* **Dataset content**
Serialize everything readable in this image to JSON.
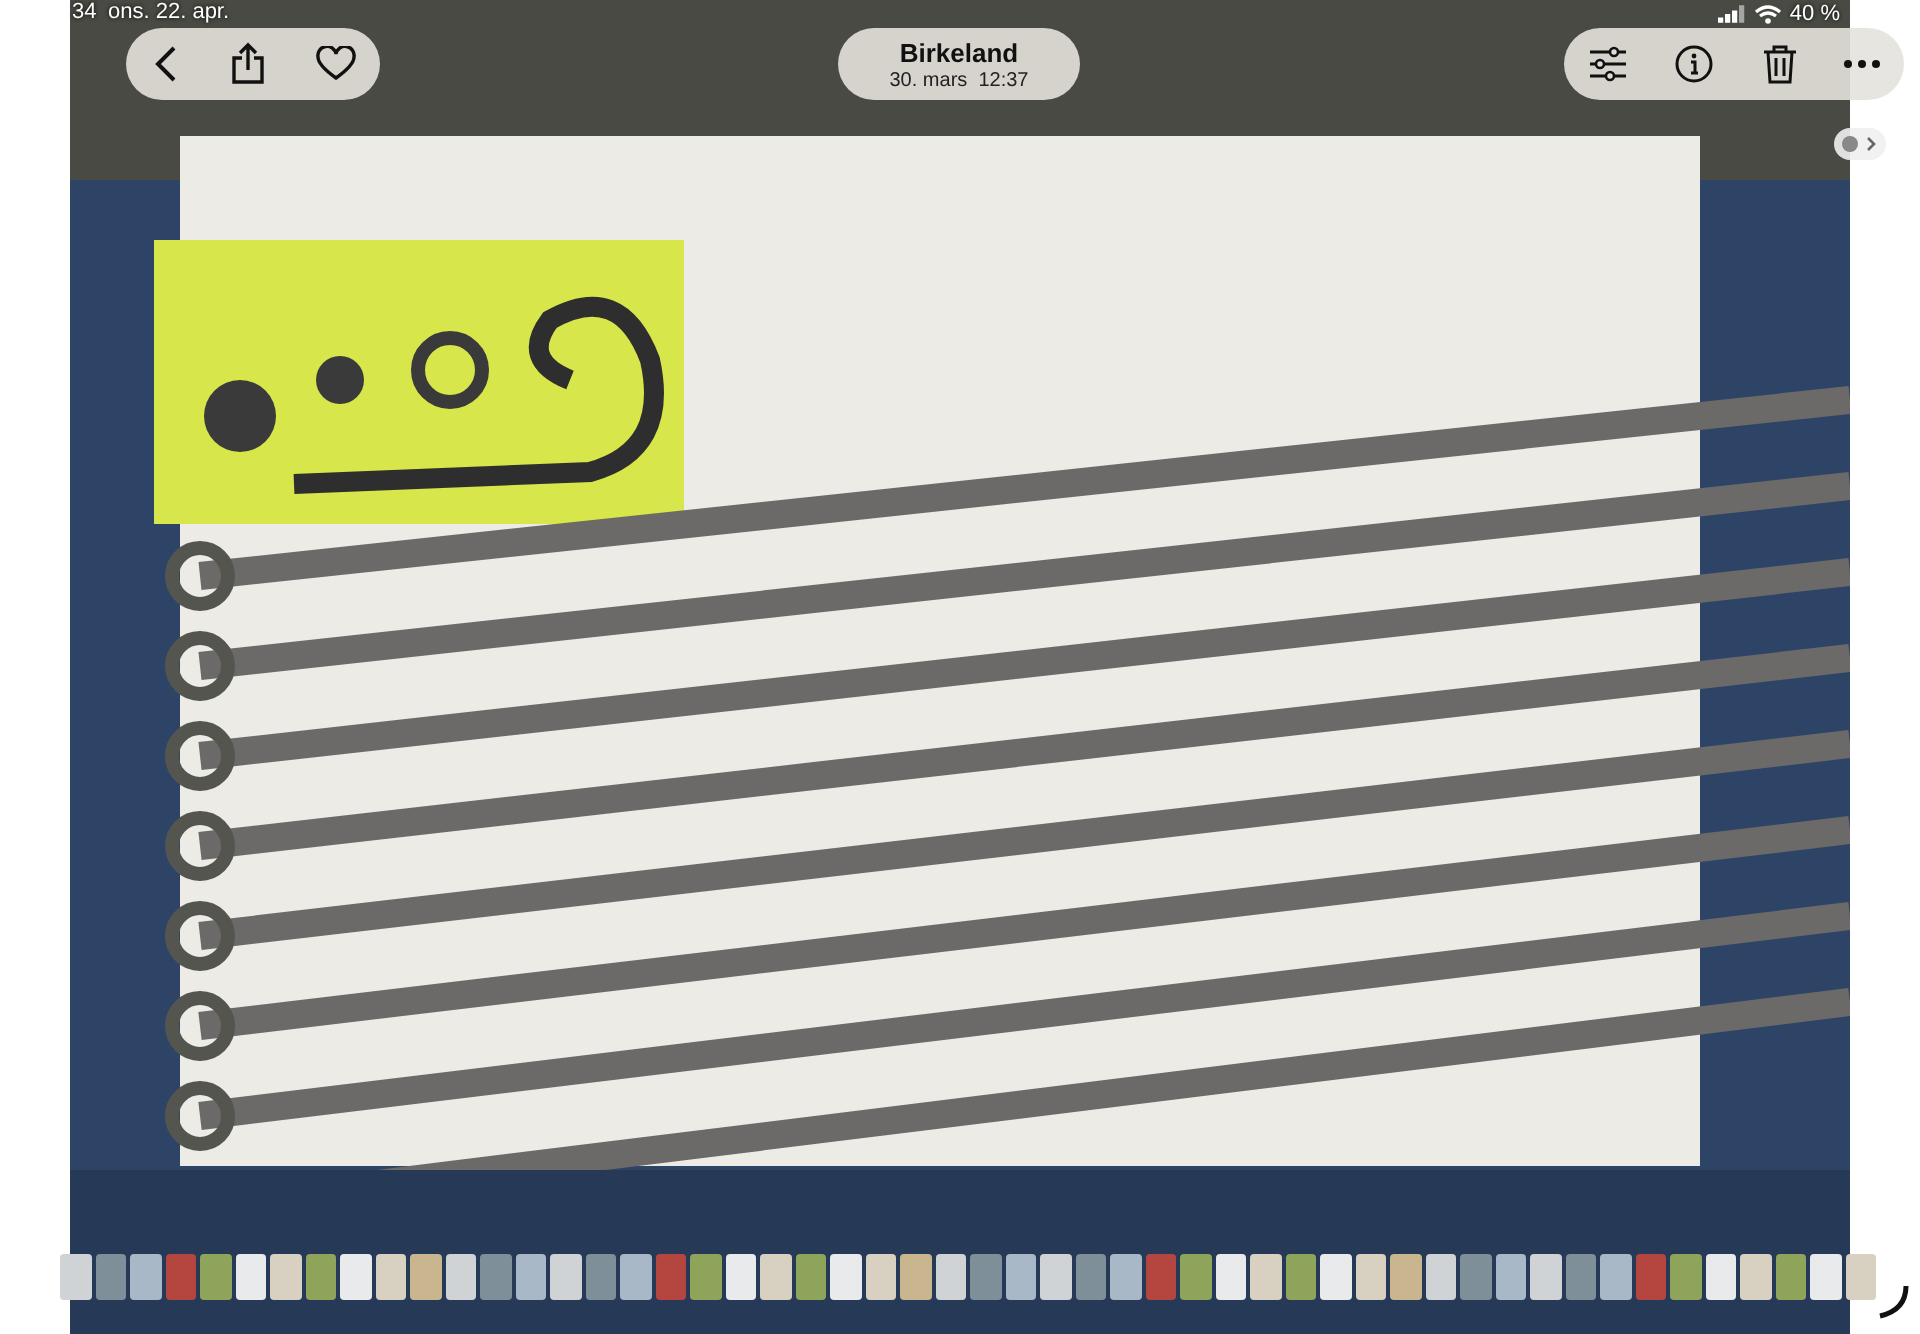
{
  "status_bar": {
    "time": "34",
    "date": "ons. 22. apr.",
    "battery": "40 %"
  },
  "header": {
    "title": "Birkeland",
    "subtitle": "30. mars  12:37"
  }
}
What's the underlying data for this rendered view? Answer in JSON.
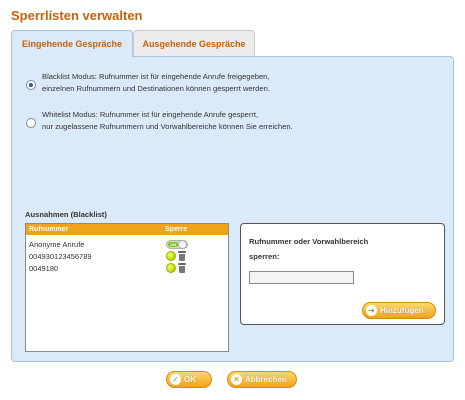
{
  "page": {
    "title": "Sperrlisten verwalten"
  },
  "tabs": [
    {
      "label": "Eingehende Gespräche",
      "active": true
    },
    {
      "label": "Ausgehende Gespräche",
      "active": false
    }
  ],
  "modes": [
    {
      "checked": true,
      "line1": "Blacklist Modus: Rufnummer ist für eingehende Anrufe freigegeben,",
      "line2": "einzelnen Rufnummern und Destinationen können gesperrt werden."
    },
    {
      "checked": false,
      "line1": "Whitelist Modus: Rufnummer ist für eingehende Anrufe gesperrt,",
      "line2": "nur zugelassene Rufnummern und Vorwahlbereiche können Sie erreichen."
    }
  ],
  "exceptions": {
    "label": "Ausnahmen (Blacklist)",
    "columns": {
      "number": "Rufnummer",
      "block": "Sperre"
    },
    "rows": [
      {
        "number": "Anonyme Anrufe",
        "control": "toggle",
        "toggle_label": "ON"
      },
      {
        "number": "004930123456789",
        "control": "dot-trash"
      },
      {
        "number": "0049180",
        "control": "dot-trash"
      }
    ]
  },
  "add_panel": {
    "label_line1": "Rufnummer oder Vorwahlbereich",
    "label_line2": "sperren:",
    "input_value": "",
    "button_label": "Hinzufügen"
  },
  "footer": {
    "ok_label": "OK",
    "cancel_label": "Abbrechen"
  },
  "colors": {
    "accent": "#c8620a",
    "panel_bg": "#dbeaf8",
    "table_header": "#f0a319",
    "button": "#f0a319"
  }
}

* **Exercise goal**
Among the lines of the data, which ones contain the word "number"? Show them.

* **Task response**
      "number": "Rufnummer",
        "number": "Anonyme Anrufe",
        "number": "004930123456789",
        "number": "0049180",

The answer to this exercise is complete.